We have observed tendencies to subject agreements on subsequent benefits between buyers and suppliers to increased regulatory restrictions. This is mainly the case in the Eastern European countries, but has also been observed in other METRO countries, including in the EU. Some of these restrictions go as far as prohibiting certain contractual terms. Antitrust law is at the same time utilised to counter a presumed relative market power by introducing regulation that interferes with terms in a way that entails unilateral impediments for retailers and wholesalers.
We continuously and systematically monitor the risks stemming from increasing regulation. We address these tendencies to excessive regulation in a preventative approach by continually adjusting our contractual relationships with suppliers in the concerned jurisdictions, with the aim of ensuring any subsequent benefit arrangement complies with the applicable laws at all times. We also take care to appropriately provide for the respective limitation periods under civil law. We analyse the historical structures of supplier terms and conditions in the context of a transformation programme spanning over a number of years and modernise the terms as required. Without active management, there would be a risk that added value in the form of subsequent benefits in selected product groups and/or countries could no longer or only partially be collected as a result of changes to the regulatory framework. This would have corresponding results on the total comprehensive income.
Tax risks (risk 11)

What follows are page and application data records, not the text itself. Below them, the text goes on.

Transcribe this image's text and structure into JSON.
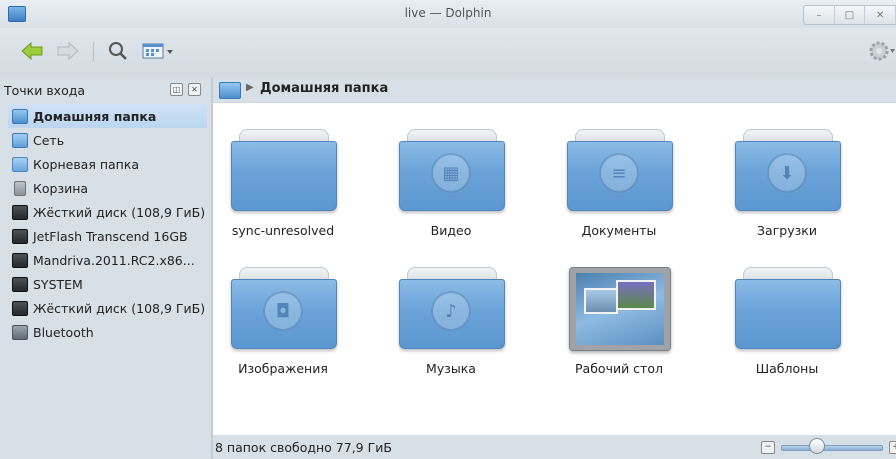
{
  "window": {
    "title": "live — Dolphin",
    "controls": {
      "minimize": "–",
      "maximize": "□",
      "close": "✕"
    }
  },
  "toolbar": {
    "back_icon": "arrow-left-icon",
    "forward_icon": "arrow-right-icon",
    "search_icon": "search-icon",
    "view_mode_icon": "view-mode-icon",
    "settings_icon": "gear-icon"
  },
  "sidebar": {
    "header": "Точки входа",
    "items": [
      {
        "label": "Домашняя папка",
        "icon": "home-folder-icon",
        "selected": true
      },
      {
        "label": "Сеть",
        "icon": "network-icon"
      },
      {
        "label": "Корневая папка",
        "icon": "root-folder-icon"
      },
      {
        "label": "Корзина",
        "icon": "trash-icon"
      },
      {
        "label": "Жёсткий диск (108,9 ГиБ)",
        "icon": "hard-disk-icon"
      },
      {
        "label": "JetFlash Transcend 16GB",
        "icon": "usb-drive-icon"
      },
      {
        "label": "Mandriva.2011.RC2.x86...",
        "icon": "hard-disk-icon"
      },
      {
        "label": "SYSTEM",
        "icon": "usb-drive-icon"
      },
      {
        "label": "Жёсткий диск (108,9 ГиБ)",
        "icon": "hard-disk-icon"
      },
      {
        "label": "Bluetooth",
        "icon": "bluetooth-icon"
      }
    ]
  },
  "breadcrumb": {
    "current": "Домашняя папка"
  },
  "files": [
    {
      "name": "sync-unresolved",
      "icon": "folder-icon"
    },
    {
      "name": "Видео",
      "icon": "folder-video-icon"
    },
    {
      "name": "Документы",
      "icon": "folder-documents-icon"
    },
    {
      "name": "Загрузки",
      "icon": "folder-downloads-icon"
    },
    {
      "name": "Изображения",
      "icon": "folder-pictures-icon"
    },
    {
      "name": "Музыка",
      "icon": "folder-music-icon"
    },
    {
      "name": "Рабочий стол",
      "icon": "desktop-folder-icon"
    },
    {
      "name": "Шаблоны",
      "icon": "folder-icon"
    }
  ],
  "status": {
    "text": "8 папок  свободно 77,9 ГиБ",
    "zoom_level": 0.3
  },
  "colors": {
    "folder": "#6aa3d8",
    "selection": "#bcd6f0",
    "panel": "#d8e0e7"
  }
}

Tax risks can primarily arise in relation to the evaluation of financial matters by the financial administration (including transfer price issues). Additional risks may result from differing interpretations of sales tax (VAT) regulations. The Corporate Group Tax department of METRO AG has established appropriate guidelines to ensure early detection and minimisation of tax risks. These risks are regularly and systematically examined. The resultant risk mitigation measures are then coordinated between all persons involved.